-- Exercise description --
Each line of the listing below must be returned exactly.

-- Data for this task --
· · ·

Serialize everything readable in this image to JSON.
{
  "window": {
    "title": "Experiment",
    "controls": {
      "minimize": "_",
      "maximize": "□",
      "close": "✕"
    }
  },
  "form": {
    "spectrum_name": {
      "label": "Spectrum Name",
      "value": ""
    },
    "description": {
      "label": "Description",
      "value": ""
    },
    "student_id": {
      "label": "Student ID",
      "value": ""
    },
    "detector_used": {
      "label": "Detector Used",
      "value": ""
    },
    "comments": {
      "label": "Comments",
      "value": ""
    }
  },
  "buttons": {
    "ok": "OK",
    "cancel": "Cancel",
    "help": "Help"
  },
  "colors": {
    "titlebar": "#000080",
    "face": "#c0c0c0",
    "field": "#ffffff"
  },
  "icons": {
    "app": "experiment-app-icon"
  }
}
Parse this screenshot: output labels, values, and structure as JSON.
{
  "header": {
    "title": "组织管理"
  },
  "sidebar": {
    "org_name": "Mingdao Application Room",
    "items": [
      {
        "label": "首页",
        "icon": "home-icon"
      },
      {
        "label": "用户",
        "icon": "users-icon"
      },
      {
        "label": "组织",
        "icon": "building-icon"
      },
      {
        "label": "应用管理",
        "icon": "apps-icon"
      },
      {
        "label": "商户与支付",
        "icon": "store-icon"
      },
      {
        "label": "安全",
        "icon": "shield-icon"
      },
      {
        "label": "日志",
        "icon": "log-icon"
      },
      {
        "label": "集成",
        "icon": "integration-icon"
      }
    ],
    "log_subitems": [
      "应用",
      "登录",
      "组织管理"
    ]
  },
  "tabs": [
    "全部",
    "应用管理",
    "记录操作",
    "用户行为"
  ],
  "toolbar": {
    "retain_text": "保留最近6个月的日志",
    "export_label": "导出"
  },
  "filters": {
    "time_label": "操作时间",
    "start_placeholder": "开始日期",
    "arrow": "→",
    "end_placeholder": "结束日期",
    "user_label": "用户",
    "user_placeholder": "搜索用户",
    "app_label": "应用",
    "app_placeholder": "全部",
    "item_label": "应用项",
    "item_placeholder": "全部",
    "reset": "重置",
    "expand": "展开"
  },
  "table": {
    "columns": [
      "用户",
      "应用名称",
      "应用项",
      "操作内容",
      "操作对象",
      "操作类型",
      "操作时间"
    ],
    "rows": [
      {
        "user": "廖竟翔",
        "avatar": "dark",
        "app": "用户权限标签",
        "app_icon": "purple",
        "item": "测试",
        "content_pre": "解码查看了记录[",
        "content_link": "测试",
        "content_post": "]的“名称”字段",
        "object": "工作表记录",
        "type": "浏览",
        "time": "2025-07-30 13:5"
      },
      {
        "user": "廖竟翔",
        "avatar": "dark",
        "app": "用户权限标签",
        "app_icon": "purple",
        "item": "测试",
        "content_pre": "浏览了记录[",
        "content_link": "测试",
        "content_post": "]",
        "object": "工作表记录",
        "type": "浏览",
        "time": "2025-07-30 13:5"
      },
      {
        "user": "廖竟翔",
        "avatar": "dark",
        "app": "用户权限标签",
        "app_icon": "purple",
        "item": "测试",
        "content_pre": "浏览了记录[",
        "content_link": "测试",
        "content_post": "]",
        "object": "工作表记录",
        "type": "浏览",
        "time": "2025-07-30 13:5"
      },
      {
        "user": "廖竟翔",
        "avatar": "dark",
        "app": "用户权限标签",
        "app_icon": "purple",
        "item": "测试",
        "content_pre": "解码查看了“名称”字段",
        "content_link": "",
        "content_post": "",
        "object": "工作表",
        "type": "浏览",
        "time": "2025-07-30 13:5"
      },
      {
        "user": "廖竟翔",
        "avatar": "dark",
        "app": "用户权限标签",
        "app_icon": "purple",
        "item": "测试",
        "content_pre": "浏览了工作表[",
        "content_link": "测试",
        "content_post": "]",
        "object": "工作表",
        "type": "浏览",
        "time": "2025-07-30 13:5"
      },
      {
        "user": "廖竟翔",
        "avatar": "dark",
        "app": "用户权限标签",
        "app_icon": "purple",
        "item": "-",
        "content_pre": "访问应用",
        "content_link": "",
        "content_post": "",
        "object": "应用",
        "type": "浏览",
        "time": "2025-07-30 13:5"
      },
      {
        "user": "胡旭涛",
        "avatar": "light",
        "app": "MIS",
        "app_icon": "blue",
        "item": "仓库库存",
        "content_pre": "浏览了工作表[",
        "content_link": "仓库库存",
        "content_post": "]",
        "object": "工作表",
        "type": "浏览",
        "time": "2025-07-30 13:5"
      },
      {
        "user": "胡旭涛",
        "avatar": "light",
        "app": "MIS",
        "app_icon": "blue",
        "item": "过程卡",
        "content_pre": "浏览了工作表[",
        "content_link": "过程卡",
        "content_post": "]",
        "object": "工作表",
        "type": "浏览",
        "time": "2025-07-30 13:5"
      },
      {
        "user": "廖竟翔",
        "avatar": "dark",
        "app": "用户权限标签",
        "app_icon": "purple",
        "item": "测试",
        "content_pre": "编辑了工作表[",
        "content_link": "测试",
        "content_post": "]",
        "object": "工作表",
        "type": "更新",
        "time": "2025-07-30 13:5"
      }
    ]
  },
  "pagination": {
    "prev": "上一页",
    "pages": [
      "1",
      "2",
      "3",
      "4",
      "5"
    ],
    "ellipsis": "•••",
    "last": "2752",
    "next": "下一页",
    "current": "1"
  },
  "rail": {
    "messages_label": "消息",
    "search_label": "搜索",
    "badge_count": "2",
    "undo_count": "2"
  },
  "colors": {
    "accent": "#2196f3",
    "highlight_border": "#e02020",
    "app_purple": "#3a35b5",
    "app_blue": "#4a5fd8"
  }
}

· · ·

-- Solution for this task --
Serialize everything readable in this image to JSON.
{
  "window": {
    "title": "Experiment",
    "controls": {
      "minimize": "_",
      "maximize": "□",
      "close": "✕"
    }
  },
  "form": {
    "spectrum_name": {
      "label": "Spectrum Name",
      "value": ""
    },
    "description": {
      "label": "Description",
      "value": ""
    },
    "student_id": {
      "label": "Student ID",
      "value": ""
    },
    "detector_used": {
      "label": "Detector Used",
      "value": ""
    },
    "comments": {
      "label": "Comments",
      "value": ""
    }
  },
  "buttons": {
    "ok": "OK",
    "cancel": "Cancel",
    "help": "Help"
  },
  "colors": {
    "titlebar": "#000080",
    "face": "#c0c0c0",
    "field": "#ffffff"
  },
  "icons": {
    "app": "experiment-app-icon"
  }
}
Parse this screenshot: output labels, values, and structure as JSON.
{
  "header": {
    "title": "组织管理"
  },
  "sidebar": {
    "org_name": "Mingdao Application Room",
    "items": [
      {
        "label": "首页",
        "icon": "home-icon"
      },
      {
        "label": "用户",
        "icon": "users-icon"
      },
      {
        "label": "组织",
        "icon": "building-icon"
      },
      {
        "label": "应用管理",
        "icon": "apps-icon"
      },
      {
        "label": "商户与支付",
        "icon": "store-icon"
      },
      {
        "label": "安全",
        "icon": "shield-icon"
      },
      {
        "label": "日志",
        "icon": "log-icon"
      },
      {
        "label": "集成",
        "icon": "integration-icon"
      }
    ],
    "log_subitems": [
      "应用",
      "登录",
      "组织管理"
    ]
  },
  "tabs": [
    "全部",
    "应用管理",
    "记录操作",
    "用户行为"
  ],
  "toolbar": {
    "retain_text": "保留最近6个月的日志",
    "export_label": "导出"
  },
  "filters": {
    "time_label": "操作时间",
    "start_placeholder": "开始日期",
    "arrow": "→",
    "end_placeholder": "结束日期",
    "user_label": "用户",
    "user_placeholder": "搜索用户",
    "app_label": "应用",
    "app_placeholder": "全部",
    "item_label": "应用项",
    "item_placeholder": "全部",
    "reset": "重置",
    "expand": "展开"
  },
  "table": {
    "columns": [
      "用户",
      "应用名称",
      "应用项",
      "操作内容",
      "操作对象",
      "操作类型",
      "操作时间"
    ],
    "rows": [
      {
        "user": "廖竟翔",
        "avatar": "dark",
        "app": "用户权限标签",
        "app_icon": "purple",
        "item": "测试",
        "content_pre": "解码查看了记录[",
        "content_link": "测试",
        "content_post": "]的“名称”字段",
        "object": "工作表记录",
        "type": "浏览",
        "time": "2025-07-30 13:5"
      },
      {
        "user": "廖竟翔",
        "avatar": "dark",
        "app": "用户权限标签",
        "app_icon": "purple",
        "item": "测试",
        "content_pre": "浏览了记录[",
        "content_link": "测试",
        "content_post": "]",
        "object": "工作表记录",
        "type": "浏览",
        "time": "2025-07-30 13:5"
      },
      {
        "user": "廖竟翔",
        "avatar": "dark",
        "app": "用户权限标签",
        "app_icon": "purple",
        "item": "测试",
        "content_pre": "浏览了记录[",
        "content_link": "测试",
        "content_post": "]",
        "object": "工作表记录",
        "type": "浏览",
        "time": "2025-07-30 13:5"
      },
      {
        "user": "廖竟翔",
        "avatar": "dark",
        "app": "用户权限标签",
        "app_icon": "purple",
        "item": "测试",
        "content_pre": "解码查看了“名称”字段",
        "content_link": "",
        "content_post": "",
        "object": "工作表",
        "type": "浏览",
        "time": "2025-07-30 13:5"
      },
      {
        "user": "廖竟翔",
        "avatar": "dark",
        "app": "用户权限标签",
        "app_icon": "purple",
        "item": "测试",
        "content_pre": "浏览了工作表[",
        "content_link": "测试",
        "content_post": "]",
        "object": "工作表",
        "type": "浏览",
        "time": "2025-07-30 13:5"
      },
      {
        "user": "廖竟翔",
        "avatar": "dark",
        "app": "用户权限标签",
        "app_icon": "purple",
        "item": "-",
        "content_pre": "访问应用",
        "content_link": "",
        "content_post": "",
        "object": "应用",
        "type": "浏览",
        "time": "2025-07-30 13:5"
      },
      {
        "user": "胡旭涛",
        "avatar": "light",
        "app": "MIS",
        "app_icon": "blue",
        "item": "仓库库存",
        "content_pre": "浏览了工作表[",
        "content_link": "仓库库存",
        "content_post": "]",
        "object": "工作表",
        "type": "浏览",
        "time": "2025-07-30 13:5"
      },
      {
        "user": "胡旭涛",
        "avatar": "light",
        "app": "MIS",
        "app_icon": "blue",
        "item": "过程卡",
        "content_pre": "浏览了工作表[",
        "content_link": "过程卡",
        "content_post": "]",
        "object": "工作表",
        "type": "浏览",
        "time": "2025-07-30 13:5"
      },
      {
        "user": "廖竟翔",
        "avatar": "dark",
        "app": "用户权限标签",
        "app_icon": "purple",
        "item": "测试",
        "content_pre": "编辑了工作表[",
        "content_link": "测试",
        "content_post": "]",
        "object": "工作表",
        "type": "更新",
        "time": "2025-07-30 13:5"
      }
    ]
  },
  "pagination": {
    "prev": "上一页",
    "pages": [
      "1",
      "2",
      "3",
      "4",
      "5"
    ],
    "ellipsis": "•••",
    "last": "2752",
    "next": "下一页",
    "current": "1"
  },
  "rail": {
    "messages_label": "消息",
    "search_label": "搜索",
    "badge_count": "2",
    "undo_count": "2"
  },
  "colors": {
    "accent": "#2196f3",
    "highlight_border": "#e02020",
    "app_purple": "#3a35b5",
    "app_blue": "#4a5fd8"
  }
}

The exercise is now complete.